Material to process –

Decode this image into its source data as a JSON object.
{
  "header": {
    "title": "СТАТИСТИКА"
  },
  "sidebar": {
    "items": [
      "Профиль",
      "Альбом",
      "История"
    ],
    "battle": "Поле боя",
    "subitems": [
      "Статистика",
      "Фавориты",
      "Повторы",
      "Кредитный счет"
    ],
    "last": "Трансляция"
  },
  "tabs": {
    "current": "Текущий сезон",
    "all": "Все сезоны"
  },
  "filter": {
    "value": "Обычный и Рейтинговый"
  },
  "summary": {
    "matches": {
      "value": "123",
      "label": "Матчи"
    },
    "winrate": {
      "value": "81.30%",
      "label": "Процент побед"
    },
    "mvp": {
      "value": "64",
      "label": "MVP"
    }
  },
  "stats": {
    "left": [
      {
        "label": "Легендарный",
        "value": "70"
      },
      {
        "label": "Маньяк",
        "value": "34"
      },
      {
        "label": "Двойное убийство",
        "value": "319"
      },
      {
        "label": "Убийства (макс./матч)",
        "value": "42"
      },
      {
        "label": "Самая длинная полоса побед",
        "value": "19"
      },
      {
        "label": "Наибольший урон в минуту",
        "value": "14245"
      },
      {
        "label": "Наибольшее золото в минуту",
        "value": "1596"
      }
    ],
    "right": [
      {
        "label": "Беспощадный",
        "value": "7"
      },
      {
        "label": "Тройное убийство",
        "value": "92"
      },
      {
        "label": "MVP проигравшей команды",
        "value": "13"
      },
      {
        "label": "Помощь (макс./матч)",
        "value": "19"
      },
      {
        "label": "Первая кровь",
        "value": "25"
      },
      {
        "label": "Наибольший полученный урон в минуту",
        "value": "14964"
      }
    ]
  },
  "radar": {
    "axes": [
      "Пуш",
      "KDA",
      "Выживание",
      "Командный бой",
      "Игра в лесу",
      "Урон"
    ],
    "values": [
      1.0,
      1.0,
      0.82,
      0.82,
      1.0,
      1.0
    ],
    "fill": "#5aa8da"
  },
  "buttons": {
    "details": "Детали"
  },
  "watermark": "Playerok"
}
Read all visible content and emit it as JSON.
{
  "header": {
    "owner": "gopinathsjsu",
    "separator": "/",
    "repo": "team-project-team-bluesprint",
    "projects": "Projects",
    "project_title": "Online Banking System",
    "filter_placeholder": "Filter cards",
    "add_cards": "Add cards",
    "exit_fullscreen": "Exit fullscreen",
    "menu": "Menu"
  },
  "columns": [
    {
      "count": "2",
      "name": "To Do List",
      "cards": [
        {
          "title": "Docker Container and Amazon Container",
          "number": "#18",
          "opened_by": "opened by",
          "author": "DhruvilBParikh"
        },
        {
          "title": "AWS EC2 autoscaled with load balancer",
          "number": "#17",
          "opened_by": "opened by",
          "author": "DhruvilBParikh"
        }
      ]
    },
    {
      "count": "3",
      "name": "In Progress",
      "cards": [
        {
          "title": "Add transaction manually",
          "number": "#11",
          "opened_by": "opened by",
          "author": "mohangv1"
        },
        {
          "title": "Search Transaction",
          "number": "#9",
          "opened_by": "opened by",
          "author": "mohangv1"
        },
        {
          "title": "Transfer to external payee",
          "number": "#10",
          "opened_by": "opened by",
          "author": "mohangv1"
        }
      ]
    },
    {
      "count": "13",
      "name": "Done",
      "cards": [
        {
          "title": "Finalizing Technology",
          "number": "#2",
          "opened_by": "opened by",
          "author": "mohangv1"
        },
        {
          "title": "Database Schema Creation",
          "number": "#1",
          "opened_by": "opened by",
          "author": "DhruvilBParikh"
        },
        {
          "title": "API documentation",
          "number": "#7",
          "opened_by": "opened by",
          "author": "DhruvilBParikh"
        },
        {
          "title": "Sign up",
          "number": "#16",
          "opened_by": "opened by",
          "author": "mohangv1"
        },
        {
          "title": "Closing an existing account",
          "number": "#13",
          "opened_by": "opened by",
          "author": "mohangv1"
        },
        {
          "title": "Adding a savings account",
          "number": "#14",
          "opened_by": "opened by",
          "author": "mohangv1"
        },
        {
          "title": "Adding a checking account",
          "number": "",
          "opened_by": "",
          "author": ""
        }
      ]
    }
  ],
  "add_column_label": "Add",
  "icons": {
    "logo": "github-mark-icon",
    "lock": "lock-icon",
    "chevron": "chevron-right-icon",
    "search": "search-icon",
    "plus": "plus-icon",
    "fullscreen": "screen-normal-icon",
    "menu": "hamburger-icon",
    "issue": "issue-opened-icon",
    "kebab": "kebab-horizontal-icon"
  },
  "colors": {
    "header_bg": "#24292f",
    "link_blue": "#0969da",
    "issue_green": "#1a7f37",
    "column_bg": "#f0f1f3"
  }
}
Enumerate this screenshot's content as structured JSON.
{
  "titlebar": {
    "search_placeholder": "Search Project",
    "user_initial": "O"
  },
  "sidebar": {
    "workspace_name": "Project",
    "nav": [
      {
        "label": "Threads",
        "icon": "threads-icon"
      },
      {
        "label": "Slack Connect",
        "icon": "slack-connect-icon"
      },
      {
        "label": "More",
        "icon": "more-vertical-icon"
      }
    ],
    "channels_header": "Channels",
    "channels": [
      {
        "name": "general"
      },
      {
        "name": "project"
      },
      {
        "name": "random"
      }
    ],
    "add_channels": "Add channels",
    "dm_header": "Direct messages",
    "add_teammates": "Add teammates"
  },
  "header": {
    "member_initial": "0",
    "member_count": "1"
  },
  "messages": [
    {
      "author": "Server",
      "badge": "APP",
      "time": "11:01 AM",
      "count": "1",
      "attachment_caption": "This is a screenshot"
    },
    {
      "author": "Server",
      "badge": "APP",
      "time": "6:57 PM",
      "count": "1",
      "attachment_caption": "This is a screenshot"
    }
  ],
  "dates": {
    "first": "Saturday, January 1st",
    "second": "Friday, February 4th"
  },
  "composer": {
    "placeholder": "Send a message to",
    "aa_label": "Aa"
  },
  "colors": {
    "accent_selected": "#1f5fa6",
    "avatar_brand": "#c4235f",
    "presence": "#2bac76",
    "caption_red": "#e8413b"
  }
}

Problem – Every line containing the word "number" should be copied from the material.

Answer section –
          "number": "#18",
          "number": "#17",
          "number": "#11",
          "number": "#9",
          "number": "#10",
          "number": "#2",
          "number": "#1",
          "number": "#7",
          "number": "#16",
          "number": "#13",
          "number": "#14",
          "number": "",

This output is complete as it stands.